A spokesperson for Public Health England said they were “assisting Defra in the investigation of an avian flu outbreak at a duck breeding farm in Yorkshire.”

“Based on what we know about this specific strain of avian influenza, the risk to human health in this case is considered extremely low,” they added.

Reuters / Jim Urquhart

Nigel Gibbens, UK Chief Veterinary Officer, told the BBC it was likely that the source of the virus was the recently discovered outbreak in Germany and the Netherlands.

He added that the transmission of the disease could have been through the transportation of poultry, those working with birds, or the wild bird population themselves.

“There are a number of routes and we are looking to do as much as we can to find out the source and eliminate any further risks,” he said.

Following the outbreak in the Netherlands, a 72-hour ban has been enforced on transporting poultry products. A total of 150,000 hens will be slaughtered in order to contain the virus.

The strain of bird flu was found at a battery poultry farm in the village of Hekendorp, in the central province of Utrecht, late on November 15, according to authorities.

Bird flu has caused “serious concern” during previous outbreaks. Normally strains of the virus are not contractible by humans, but two strains, H5N1 and H7N9, can be fatal.

According to the World Health Origination (WHO), the H5N1 virus has a 60-percent mortality rate in humans.

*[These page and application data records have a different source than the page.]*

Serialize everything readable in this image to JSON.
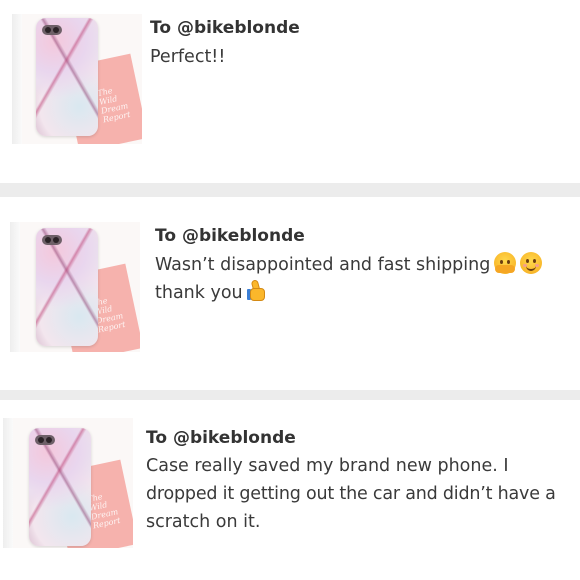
{
  "reviews": [
    {
      "to_prefix": "To ",
      "username": "@bikeblonde",
      "message_lines": [
        "Perfect!!"
      ]
    },
    {
      "to_prefix": "To ",
      "username": "@bikeblonde",
      "message_lines": [
        "Wasn’t disappointed and fast shipping",
        "thank you"
      ],
      "emojis": [
        "hugging-face-emoji",
        "smiling-face-emoji",
        "thumbs-up-emoji"
      ]
    },
    {
      "to_prefix": "To ",
      "username": "@bikeblonde",
      "message_lines": [
        "Case really saved my brand new phone. I",
        "dropped it getting out the car and didn’t have a",
        "scratch on it."
      ]
    }
  ],
  "thumbnail_card_text": [
    "The",
    "Wild",
    "Dream",
    "Report"
  ],
  "colors": {
    "background": "#ececec",
    "card": "#ffffff",
    "text": "#3a3a3a",
    "card_pink": "#f6b2ad"
  }
}
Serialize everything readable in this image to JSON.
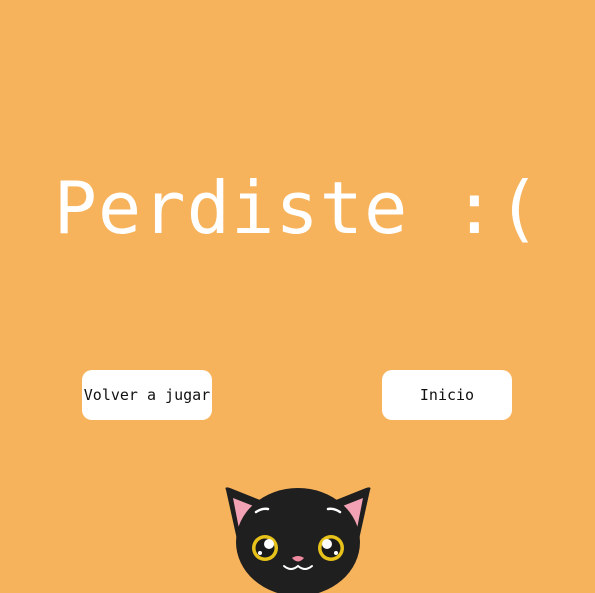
{
  "game_over": {
    "title": "Perdiste :("
  },
  "buttons": {
    "retry_label": "Volver a jugar",
    "home_label": "Inicio"
  },
  "colors": {
    "background": "#f7b35c",
    "button_bg": "#ffffff",
    "title_text": "#ffffff",
    "cat_fur": "#1f1f1f",
    "cat_ear_inner": "#f2a2b4",
    "cat_eye": "#e6c21a"
  },
  "mascot": {
    "icon": "black-cat-icon"
  }
}
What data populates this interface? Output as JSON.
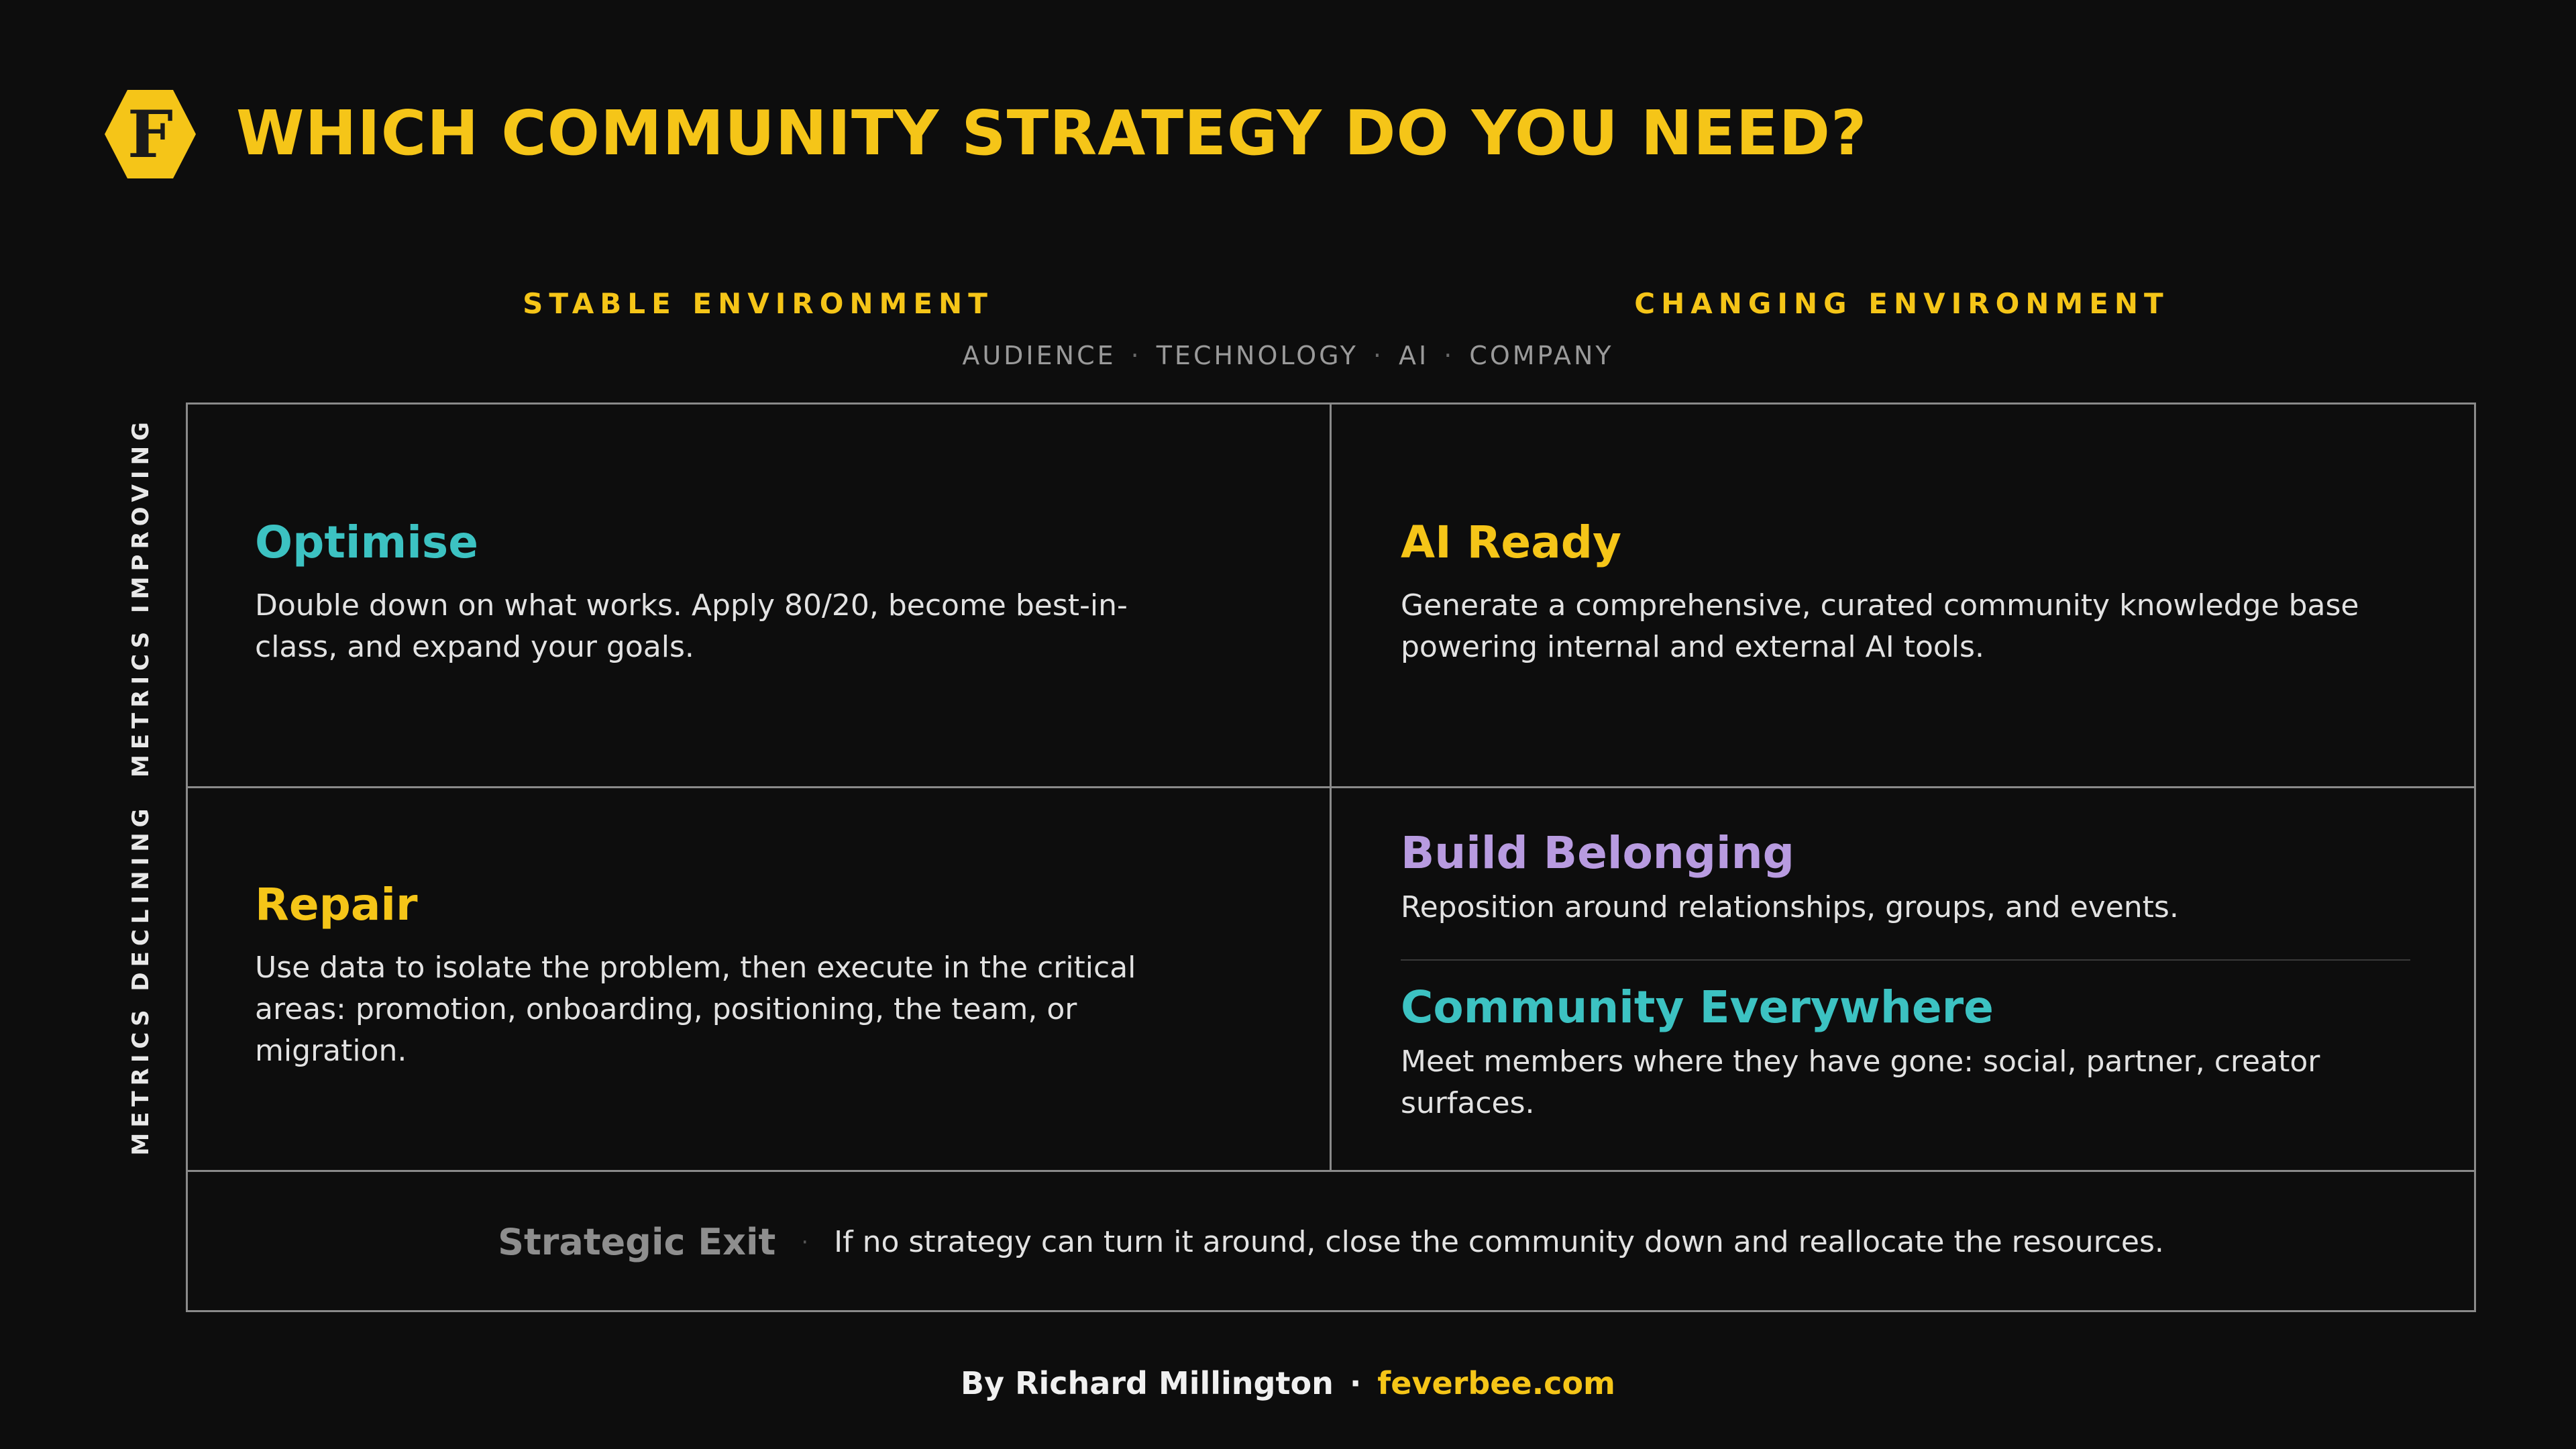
{
  "header": {
    "logo_letter": "F",
    "title": "WHICH COMMUNITY STRATEGY DO YOU NEED?"
  },
  "columns": {
    "stable": "STABLE ENVIRONMENT",
    "changing": "CHANGING ENVIRONMENT",
    "factors": [
      "AUDIENCE",
      "TECHNOLOGY",
      "AI",
      "COMPANY"
    ],
    "factor_separator": "·"
  },
  "rows": {
    "improving": "METRICS IMPROVING",
    "declining": "METRICS DECLINING"
  },
  "quadrants": {
    "optimise": {
      "title": "Optimise",
      "description": "Double down on what works. Apply 80/20, become best-in-class, and expand your goals."
    },
    "ai_ready": {
      "title": "AI Ready",
      "description": "Generate a comprehensive, curated community knowledge base powering internal and external AI tools."
    },
    "repair": {
      "title": "Repair",
      "description": "Use data to isolate the problem, then execute in the critical areas: promotion, onboarding, positioning, the team, or migration."
    },
    "build_belonging": {
      "title": "Build Belonging",
      "description": "Reposition around relationships, groups, and events."
    },
    "community_everywhere": {
      "title": "Community Everywhere",
      "description": "Meet members where they have gone: social, partner, creator surfaces."
    }
  },
  "exit": {
    "title": "Strategic Exit",
    "separator": "·",
    "description": "If no strategy can turn it around, close the community down and reallocate the resources."
  },
  "footer": {
    "author": "By Richard Millington",
    "separator": "·",
    "site": "feverbee.com"
  },
  "colors": {
    "background": "#0d0d0d",
    "brand_yellow": "#f5c518",
    "teal": "#3cc2c2",
    "lavender": "#b89be0",
    "grey": "#8e8e8e",
    "grid_line": "#8a8a8a"
  }
}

The H7N9 strain was discovered in China in 2013, and has since been responsible for dozens of deaths.